When we first went there last November of 2011, there were no people nor divers nor banka looking for the whale sharks (tuki in local Cebuano Visayan dialect). There was no fisherman who was willing to guide us to the tuki watching.
The next month, we were surprised that the sleepy resort we once visited was now bustling with a lot of people, cars, divers, and fishermen who’d bring you to the tuki.
The influx of visitors to this part of the province came as a surprise – without regulation, we have had committed lapses on issues of sustainability, ecology, and decorum.
The following are just a few reminders how to interact with a tuki or a whale shark or a butanding:

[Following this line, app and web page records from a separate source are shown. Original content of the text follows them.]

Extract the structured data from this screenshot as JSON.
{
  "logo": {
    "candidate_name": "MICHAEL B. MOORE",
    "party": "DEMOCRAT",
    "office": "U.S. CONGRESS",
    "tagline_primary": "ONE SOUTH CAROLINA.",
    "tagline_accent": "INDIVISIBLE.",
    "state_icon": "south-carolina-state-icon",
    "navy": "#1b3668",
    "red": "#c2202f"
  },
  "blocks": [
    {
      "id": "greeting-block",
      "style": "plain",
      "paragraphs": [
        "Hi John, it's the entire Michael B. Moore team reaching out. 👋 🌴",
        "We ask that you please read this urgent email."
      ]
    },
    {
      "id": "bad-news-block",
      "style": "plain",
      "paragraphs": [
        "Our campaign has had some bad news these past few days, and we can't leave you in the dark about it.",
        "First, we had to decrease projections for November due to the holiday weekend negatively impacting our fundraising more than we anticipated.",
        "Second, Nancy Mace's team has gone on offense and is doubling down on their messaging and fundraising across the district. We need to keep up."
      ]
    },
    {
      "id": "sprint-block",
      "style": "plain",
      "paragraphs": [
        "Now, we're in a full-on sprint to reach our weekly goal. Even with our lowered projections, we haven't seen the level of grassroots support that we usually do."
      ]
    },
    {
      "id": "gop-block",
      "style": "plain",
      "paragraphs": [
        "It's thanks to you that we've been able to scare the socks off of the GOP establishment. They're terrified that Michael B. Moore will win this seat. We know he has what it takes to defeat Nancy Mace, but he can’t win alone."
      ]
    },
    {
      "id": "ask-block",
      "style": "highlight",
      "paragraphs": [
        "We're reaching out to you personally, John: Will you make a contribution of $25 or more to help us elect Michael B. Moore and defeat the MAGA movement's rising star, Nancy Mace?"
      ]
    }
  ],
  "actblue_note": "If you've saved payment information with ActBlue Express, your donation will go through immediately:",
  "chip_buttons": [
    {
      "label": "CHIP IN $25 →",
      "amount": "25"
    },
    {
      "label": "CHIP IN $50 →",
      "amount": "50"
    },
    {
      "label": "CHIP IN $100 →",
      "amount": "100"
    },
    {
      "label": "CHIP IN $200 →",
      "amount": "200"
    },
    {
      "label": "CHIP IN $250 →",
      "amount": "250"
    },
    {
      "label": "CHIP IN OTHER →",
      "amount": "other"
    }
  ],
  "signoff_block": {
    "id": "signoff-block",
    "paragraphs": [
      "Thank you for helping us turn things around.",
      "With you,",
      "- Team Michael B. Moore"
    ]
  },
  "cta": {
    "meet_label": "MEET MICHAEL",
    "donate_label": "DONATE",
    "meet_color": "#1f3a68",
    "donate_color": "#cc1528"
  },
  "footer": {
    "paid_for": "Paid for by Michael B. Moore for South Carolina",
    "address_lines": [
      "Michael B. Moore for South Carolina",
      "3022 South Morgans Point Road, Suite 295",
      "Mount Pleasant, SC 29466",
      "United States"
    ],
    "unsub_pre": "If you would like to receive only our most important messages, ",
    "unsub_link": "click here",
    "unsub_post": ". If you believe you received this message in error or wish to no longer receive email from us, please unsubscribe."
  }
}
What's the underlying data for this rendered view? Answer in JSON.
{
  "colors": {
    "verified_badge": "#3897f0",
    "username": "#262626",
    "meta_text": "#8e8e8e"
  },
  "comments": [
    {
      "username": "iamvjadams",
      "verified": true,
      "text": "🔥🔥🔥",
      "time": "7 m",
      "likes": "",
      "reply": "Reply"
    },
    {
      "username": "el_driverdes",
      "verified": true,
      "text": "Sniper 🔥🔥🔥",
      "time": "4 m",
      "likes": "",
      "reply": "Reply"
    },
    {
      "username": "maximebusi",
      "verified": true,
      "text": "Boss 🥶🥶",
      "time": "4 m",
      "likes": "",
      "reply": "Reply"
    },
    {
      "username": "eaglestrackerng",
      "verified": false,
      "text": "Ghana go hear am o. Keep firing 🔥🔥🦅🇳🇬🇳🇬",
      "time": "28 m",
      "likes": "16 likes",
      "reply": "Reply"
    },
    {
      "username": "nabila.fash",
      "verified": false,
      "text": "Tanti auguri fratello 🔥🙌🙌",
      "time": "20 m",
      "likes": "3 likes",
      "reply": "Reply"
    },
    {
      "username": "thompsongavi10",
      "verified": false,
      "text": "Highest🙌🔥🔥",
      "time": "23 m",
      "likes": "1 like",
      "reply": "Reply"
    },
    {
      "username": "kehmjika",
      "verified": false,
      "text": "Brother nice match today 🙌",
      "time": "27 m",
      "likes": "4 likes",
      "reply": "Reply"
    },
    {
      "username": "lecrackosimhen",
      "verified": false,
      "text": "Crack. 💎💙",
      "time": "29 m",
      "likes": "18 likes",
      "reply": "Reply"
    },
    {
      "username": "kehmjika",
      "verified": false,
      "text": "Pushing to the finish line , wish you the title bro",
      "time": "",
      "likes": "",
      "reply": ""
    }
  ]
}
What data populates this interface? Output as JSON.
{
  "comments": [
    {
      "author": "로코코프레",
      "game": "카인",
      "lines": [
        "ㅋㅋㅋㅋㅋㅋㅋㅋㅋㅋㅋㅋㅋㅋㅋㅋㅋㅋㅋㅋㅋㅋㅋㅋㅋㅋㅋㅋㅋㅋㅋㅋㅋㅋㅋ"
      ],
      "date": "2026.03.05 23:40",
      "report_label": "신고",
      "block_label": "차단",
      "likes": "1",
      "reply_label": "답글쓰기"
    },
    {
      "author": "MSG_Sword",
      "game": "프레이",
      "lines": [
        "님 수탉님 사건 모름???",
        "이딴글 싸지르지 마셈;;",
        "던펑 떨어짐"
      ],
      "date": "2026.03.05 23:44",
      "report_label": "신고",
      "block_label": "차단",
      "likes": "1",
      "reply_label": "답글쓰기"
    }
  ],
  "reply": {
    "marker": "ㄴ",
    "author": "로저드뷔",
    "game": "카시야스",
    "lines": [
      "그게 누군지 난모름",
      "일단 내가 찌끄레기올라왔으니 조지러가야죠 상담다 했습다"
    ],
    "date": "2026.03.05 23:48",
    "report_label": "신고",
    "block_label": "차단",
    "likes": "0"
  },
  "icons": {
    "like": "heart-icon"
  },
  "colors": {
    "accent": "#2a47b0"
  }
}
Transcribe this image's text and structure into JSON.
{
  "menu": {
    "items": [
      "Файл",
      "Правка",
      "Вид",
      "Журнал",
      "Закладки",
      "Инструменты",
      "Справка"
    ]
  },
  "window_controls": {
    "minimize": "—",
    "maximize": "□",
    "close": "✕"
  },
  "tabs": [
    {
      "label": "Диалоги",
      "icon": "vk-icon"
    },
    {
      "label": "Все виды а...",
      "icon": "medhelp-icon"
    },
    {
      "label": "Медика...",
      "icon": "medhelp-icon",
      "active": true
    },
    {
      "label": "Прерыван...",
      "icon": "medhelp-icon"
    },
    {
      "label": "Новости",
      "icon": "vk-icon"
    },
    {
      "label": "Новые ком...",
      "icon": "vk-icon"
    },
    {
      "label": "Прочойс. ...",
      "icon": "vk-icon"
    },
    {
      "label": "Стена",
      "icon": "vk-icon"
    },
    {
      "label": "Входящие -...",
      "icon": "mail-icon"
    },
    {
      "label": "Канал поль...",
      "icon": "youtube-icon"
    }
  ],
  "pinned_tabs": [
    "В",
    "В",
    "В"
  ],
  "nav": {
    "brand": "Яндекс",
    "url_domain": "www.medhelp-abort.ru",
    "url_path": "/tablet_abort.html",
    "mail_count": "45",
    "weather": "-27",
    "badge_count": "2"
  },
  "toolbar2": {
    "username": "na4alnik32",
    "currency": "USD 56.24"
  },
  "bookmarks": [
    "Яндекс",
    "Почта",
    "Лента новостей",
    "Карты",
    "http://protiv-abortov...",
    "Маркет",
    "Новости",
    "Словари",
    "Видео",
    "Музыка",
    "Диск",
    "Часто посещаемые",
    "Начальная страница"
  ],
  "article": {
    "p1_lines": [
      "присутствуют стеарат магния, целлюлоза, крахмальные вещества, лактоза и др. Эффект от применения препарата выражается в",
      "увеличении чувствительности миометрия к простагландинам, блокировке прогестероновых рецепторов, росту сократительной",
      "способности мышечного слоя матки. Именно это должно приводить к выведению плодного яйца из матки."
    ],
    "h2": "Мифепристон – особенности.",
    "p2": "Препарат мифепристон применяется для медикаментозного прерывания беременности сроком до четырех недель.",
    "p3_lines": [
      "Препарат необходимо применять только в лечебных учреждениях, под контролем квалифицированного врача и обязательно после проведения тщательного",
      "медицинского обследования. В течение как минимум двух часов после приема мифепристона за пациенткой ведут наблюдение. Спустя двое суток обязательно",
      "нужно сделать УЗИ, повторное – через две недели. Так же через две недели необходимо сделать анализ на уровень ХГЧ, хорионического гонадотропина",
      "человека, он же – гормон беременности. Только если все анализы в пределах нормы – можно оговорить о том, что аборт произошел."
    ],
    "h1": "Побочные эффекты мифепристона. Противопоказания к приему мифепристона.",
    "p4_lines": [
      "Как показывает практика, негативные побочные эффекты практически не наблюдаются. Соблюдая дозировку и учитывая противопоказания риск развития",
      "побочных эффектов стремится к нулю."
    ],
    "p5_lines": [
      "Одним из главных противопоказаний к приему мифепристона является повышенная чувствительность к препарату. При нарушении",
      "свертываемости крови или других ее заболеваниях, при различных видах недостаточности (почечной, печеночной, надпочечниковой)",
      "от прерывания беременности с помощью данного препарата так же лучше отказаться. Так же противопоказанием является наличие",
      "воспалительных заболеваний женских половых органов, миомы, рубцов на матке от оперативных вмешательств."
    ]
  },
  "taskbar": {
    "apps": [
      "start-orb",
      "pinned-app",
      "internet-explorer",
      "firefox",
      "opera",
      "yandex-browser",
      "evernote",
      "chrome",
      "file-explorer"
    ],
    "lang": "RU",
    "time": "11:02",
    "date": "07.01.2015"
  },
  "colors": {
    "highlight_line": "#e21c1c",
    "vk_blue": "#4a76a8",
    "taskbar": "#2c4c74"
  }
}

- Never ever touch a whale shark. Ailments may be passed from human to them.
- Keep a distance of about 5 meters to allow them to swim about freely.
- Do not use flash for taking pictures.
- Avoid using lotion or sunblock.
- Minimal movements to avoid bubbles and refrain from splashing into the water.